Over the counter (OTC) medications are ones that are available off the shelf for purchase in local drug stores and pharmacies. You do not need a prescription for these drugs and they have applications that can be useful for multiple people. OTC medications are regulated by the federal government, just like prescription medication.
You may start taking OTC medications if you continually experience common symptoms that can easily be helped by milder drugs sold off the shelf. For example, acetaminophen or Tylenol may provide short-term relief for simple pain and fever.
OTC drugs usually rely on self-diagnosis; meaning one would have to recognize the symptoms themselves before purchasing the appropriate drug. Always talk to a pharmacist or physician if you are unsure about any OTC drug. Licensed professionals are able to identify any side effects or issues with your use of a specific drug, especially dangerous side effects used with other medications.

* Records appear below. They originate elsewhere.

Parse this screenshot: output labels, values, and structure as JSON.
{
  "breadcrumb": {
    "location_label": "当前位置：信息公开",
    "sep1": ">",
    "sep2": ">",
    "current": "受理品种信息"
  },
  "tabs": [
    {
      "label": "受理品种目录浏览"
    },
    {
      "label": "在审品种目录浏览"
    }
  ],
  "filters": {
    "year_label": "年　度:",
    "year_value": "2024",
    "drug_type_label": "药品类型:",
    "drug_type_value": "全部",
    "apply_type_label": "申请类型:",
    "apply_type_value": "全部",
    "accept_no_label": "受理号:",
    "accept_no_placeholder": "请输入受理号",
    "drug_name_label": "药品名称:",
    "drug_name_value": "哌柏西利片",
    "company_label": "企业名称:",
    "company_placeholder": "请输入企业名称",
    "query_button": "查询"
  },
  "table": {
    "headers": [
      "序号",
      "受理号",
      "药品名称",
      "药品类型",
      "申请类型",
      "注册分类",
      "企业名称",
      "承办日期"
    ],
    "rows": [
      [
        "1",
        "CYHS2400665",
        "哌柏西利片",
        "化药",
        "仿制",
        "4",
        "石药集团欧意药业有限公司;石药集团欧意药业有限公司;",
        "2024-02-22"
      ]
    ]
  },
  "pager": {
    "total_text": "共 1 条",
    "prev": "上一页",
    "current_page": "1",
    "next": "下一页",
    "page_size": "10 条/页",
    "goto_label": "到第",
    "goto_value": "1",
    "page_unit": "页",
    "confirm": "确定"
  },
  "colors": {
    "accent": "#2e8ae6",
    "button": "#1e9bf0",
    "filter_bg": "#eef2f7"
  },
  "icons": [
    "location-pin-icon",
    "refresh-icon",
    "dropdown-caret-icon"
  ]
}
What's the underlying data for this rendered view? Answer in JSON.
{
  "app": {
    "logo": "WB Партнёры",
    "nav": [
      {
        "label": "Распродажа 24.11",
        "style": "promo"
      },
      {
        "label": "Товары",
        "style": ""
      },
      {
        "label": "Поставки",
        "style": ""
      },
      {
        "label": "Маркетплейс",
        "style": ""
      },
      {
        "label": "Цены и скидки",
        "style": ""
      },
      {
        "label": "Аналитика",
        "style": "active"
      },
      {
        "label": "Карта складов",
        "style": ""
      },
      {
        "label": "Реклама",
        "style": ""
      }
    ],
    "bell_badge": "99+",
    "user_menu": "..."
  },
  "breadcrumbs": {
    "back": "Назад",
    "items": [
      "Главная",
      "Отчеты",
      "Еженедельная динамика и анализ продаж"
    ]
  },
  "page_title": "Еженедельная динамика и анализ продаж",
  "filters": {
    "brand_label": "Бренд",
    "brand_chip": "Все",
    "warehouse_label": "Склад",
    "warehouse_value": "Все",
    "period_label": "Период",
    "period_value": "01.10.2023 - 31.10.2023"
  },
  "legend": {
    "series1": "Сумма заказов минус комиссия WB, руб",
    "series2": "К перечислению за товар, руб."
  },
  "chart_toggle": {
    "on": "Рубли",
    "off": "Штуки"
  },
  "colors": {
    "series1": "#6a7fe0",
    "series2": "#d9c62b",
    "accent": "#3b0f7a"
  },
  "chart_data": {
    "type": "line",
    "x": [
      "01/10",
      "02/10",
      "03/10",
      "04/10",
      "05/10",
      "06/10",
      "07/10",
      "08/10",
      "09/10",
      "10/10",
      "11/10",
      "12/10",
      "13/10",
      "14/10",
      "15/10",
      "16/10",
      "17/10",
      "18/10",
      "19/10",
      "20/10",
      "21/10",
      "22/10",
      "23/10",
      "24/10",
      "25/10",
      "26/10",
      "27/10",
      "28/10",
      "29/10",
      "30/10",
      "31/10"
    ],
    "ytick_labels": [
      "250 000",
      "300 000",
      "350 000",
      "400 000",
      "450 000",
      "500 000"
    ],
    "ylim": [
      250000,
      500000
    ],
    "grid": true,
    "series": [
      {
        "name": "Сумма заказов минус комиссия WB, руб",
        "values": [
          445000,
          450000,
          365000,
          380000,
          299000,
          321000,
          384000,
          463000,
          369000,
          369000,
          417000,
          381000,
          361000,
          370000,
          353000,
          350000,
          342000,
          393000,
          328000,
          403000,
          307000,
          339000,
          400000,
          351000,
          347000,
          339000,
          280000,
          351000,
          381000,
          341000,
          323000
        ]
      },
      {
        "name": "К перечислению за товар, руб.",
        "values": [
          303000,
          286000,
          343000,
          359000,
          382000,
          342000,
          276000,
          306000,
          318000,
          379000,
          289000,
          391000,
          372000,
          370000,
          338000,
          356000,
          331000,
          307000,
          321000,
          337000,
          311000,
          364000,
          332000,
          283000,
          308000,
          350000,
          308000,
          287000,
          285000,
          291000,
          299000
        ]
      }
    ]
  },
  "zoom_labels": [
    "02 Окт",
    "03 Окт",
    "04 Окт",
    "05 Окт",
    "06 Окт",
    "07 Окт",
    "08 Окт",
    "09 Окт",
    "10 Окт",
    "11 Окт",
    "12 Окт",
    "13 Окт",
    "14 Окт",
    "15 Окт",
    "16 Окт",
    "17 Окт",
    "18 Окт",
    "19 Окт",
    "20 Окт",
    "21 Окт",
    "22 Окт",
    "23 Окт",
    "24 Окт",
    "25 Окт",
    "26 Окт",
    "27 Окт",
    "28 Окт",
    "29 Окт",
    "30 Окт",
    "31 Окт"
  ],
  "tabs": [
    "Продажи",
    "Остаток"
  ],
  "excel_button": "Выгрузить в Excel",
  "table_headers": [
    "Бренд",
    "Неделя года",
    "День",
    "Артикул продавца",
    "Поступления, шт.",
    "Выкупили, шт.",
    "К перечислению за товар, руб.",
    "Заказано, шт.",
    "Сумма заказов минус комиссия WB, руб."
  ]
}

OTC drugs are generally cheaper than prescription medications. For example, the prescription drug Clarinex, used to reduce allergy symptoms, is 58% more expensive than the OTC drug, Alavert. If a patient is aware that they are only experiencing seasonal allergies and their symptoms are a common occurrence, it may be highly beneficial (and cheaper) for them to take the OTC drug.